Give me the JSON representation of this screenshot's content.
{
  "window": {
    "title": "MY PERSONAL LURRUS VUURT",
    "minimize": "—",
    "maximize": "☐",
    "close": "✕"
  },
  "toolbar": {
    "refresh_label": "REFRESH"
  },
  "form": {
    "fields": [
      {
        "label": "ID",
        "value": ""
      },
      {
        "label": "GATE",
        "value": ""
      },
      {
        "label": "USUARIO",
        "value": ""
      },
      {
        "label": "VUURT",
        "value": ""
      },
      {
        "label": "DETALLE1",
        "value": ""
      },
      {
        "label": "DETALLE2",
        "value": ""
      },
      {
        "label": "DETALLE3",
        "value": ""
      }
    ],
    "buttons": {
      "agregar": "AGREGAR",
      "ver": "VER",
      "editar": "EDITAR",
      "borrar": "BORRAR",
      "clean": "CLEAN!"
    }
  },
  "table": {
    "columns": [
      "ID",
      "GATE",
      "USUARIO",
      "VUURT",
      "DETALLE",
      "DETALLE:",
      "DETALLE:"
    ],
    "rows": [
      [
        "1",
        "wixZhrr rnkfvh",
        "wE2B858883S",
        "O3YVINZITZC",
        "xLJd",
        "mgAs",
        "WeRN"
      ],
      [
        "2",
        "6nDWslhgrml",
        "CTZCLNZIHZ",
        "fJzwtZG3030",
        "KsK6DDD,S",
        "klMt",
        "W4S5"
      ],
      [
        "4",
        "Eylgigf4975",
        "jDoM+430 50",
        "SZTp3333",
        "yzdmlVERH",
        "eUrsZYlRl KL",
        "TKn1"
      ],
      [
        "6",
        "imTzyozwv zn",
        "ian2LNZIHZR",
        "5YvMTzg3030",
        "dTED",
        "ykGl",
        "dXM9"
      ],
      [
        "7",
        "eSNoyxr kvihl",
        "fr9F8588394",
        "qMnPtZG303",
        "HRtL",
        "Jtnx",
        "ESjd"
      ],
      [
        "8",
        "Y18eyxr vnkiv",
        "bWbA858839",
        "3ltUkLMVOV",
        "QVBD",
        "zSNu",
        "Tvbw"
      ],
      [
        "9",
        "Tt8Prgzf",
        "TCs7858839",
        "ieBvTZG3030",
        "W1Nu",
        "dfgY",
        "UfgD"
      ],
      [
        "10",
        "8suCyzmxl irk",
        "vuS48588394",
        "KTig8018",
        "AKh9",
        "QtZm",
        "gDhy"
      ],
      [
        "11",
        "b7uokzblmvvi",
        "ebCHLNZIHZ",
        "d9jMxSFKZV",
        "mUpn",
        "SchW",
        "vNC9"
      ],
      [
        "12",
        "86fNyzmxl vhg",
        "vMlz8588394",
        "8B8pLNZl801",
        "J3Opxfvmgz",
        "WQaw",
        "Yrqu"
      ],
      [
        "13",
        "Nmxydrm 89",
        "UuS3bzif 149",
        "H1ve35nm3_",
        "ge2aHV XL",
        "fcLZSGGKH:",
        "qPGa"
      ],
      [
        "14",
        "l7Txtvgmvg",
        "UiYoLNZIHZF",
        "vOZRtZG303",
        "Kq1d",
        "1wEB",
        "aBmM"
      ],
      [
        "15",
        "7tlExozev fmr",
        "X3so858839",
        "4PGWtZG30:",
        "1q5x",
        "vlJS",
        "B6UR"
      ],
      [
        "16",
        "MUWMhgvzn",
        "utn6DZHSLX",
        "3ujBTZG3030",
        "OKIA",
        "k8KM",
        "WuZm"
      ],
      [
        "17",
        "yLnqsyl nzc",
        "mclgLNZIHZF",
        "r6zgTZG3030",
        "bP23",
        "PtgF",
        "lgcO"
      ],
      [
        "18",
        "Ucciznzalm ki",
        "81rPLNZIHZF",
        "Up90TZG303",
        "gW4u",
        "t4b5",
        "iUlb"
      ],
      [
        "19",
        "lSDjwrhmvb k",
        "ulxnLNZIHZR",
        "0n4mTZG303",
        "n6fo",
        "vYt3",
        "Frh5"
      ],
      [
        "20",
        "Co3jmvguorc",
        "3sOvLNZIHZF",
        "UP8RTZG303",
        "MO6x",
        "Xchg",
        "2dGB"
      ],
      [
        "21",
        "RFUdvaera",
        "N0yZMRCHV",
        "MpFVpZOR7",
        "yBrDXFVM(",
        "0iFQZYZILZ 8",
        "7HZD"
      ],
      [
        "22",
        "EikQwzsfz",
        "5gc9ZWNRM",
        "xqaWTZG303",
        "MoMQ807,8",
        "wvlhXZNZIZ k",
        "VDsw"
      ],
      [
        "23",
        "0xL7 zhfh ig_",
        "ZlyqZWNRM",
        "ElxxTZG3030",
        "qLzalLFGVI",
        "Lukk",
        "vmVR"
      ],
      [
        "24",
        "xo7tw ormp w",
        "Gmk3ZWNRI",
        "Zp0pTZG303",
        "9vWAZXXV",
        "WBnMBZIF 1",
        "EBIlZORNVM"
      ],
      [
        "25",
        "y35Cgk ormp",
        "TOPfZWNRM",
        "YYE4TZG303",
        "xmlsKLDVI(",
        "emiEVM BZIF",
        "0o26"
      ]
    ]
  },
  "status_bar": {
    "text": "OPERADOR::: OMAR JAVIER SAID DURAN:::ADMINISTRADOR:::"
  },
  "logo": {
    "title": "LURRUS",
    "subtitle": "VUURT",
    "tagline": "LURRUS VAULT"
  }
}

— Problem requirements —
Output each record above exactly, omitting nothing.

— Result —
Give me the JSON representation of this screenshot's content.
{
  "window": {
    "title": "MY PERSONAL LURRUS VUURT",
    "minimize": "—",
    "maximize": "☐",
    "close": "✕"
  },
  "toolbar": {
    "refresh_label": "REFRESH"
  },
  "form": {
    "fields": [
      {
        "label": "ID",
        "value": ""
      },
      {
        "label": "GATE",
        "value": ""
      },
      {
        "label": "USUARIO",
        "value": ""
      },
      {
        "label": "VUURT",
        "value": ""
      },
      {
        "label": "DETALLE1",
        "value": ""
      },
      {
        "label": "DETALLE2",
        "value": ""
      },
      {
        "label": "DETALLE3",
        "value": ""
      }
    ],
    "buttons": {
      "agregar": "AGREGAR",
      "ver": "VER",
      "editar": "EDITAR",
      "borrar": "BORRAR",
      "clean": "CLEAN!"
    }
  },
  "table": {
    "columns": [
      "ID",
      "GATE",
      "USUARIO",
      "VUURT",
      "DETALLE",
      "DETALLE:",
      "DETALLE:"
    ],
    "rows": [
      [
        "1",
        "wixZhrr rnkfvh",
        "wE2B858883S",
        "O3YVINZITZC",
        "xLJd",
        "mgAs",
        "WeRN"
      ],
      [
        "2",
        "6nDWslhgrml",
        "CTZCLNZIHZ",
        "fJzwtZG3030",
        "KsK6DDD,S",
        "klMt",
        "W4S5"
      ],
      [
        "4",
        "Eylgigf4975",
        "jDoM+430 50",
        "SZTp3333",
        "yzdmlVERH",
        "eUrsZYlRl KL",
        "TKn1"
      ],
      [
        "6",
        "imTzyozwv zn",
        "ian2LNZIHZR",
        "5YvMTzg3030",
        "dTED",
        "ykGl",
        "dXM9"
      ],
      [
        "7",
        "eSNoyxr kvihl",
        "fr9F8588394",
        "qMnPtZG303",
        "HRtL",
        "Jtnx",
        "ESjd"
      ],
      [
        "8",
        "Y18eyxr vnkiv",
        "bWbA858839",
        "3ltUkLMVOV",
        "QVBD",
        "zSNu",
        "Tvbw"
      ],
      [
        "9",
        "Tt8Prgzf",
        "TCs7858839",
        "ieBvTZG3030",
        "W1Nu",
        "dfgY",
        "UfgD"
      ],
      [
        "10",
        "8suCyzmxl irk",
        "vuS48588394",
        "KTig8018",
        "AKh9",
        "QtZm",
        "gDhy"
      ],
      [
        "11",
        "b7uokzblmvvi",
        "ebCHLNZIHZ",
        "d9jMxSFKZV",
        "mUpn",
        "SchW",
        "vNC9"
      ],
      [
        "12",
        "86fNyzmxl vhg",
        "vMlz8588394",
        "8B8pLNZl801",
        "J3Opxfvmgz",
        "WQaw",
        "Yrqu"
      ],
      [
        "13",
        "Nmxydrm 89",
        "UuS3bzif 149",
        "H1ve35nm3_",
        "ge2aHV XL",
        "fcLZSGGKH:",
        "qPGa"
      ],
      [
        "14",
        "l7Txtvgmvg",
        "UiYoLNZIHZF",
        "vOZRtZG303",
        "Kq1d",
        "1wEB",
        "aBmM"
      ],
      [
        "15",
        "7tlExozev fmr",
        "X3so858839",
        "4PGWtZG30:",
        "1q5x",
        "vlJS",
        "B6UR"
      ],
      [
        "16",
        "MUWMhgvzn",
        "utn6DZHSLX",
        "3ujBTZG3030",
        "OKIA",
        "k8KM",
        "WuZm"
      ],
      [
        "17",
        "yLnqsyl nzc",
        "mclgLNZIHZF",
        "r6zgTZG3030",
        "bP23",
        "PtgF",
        "lgcO"
      ],
      [
        "18",
        "Ucciznzalm ki",
        "81rPLNZIHZF",
        "Up90TZG303",
        "gW4u",
        "t4b5",
        "iUlb"
      ],
      [
        "19",
        "lSDjwrhmvb k",
        "ulxnLNZIHZR",
        "0n4mTZG303",
        "n6fo",
        "vYt3",
        "Frh5"
      ],
      [
        "20",
        "Co3jmvguorc",
        "3sOvLNZIHZF",
        "UP8RTZG303",
        "MO6x",
        "Xchg",
        "2dGB"
      ],
      [
        "21",
        "RFUdvaera",
        "N0yZMRCHV",
        "MpFVpZOR7",
        "yBrDXFVM(",
        "0iFQZYZILZ 8",
        "7HZD"
      ],
      [
        "22",
        "EikQwzsfz",
        "5gc9ZWNRM",
        "xqaWTZG303",
        "MoMQ807,8",
        "wvlhXZNZIZ k",
        "VDsw"
      ],
      [
        "23",
        "0xL7 zhfh ig_",
        "ZlyqZWNRM",
        "ElxxTZG3030",
        "qLzalLFGVI",
        "Lukk",
        "vmVR"
      ],
      [
        "24",
        "xo7tw ormp w",
        "Gmk3ZWNRI",
        "Zp0pTZG303",
        "9vWAZXXV",
        "WBnMBZIF 1",
        "EBIlZORNVM"
      ],
      [
        "25",
        "y35Cgk ormp",
        "TOPfZWNRM",
        "YYE4TZG303",
        "xmlsKLDVI(",
        "emiEVM BZIF",
        "0o26"
      ]
    ]
  },
  "status_bar": {
    "text": "OPERADOR::: OMAR JAVIER SAID DURAN:::ADMINISTRADOR:::"
  },
  "logo": {
    "title": "LURRUS",
    "subtitle": "VUURT",
    "tagline": "LURRUS VAULT"
  }
}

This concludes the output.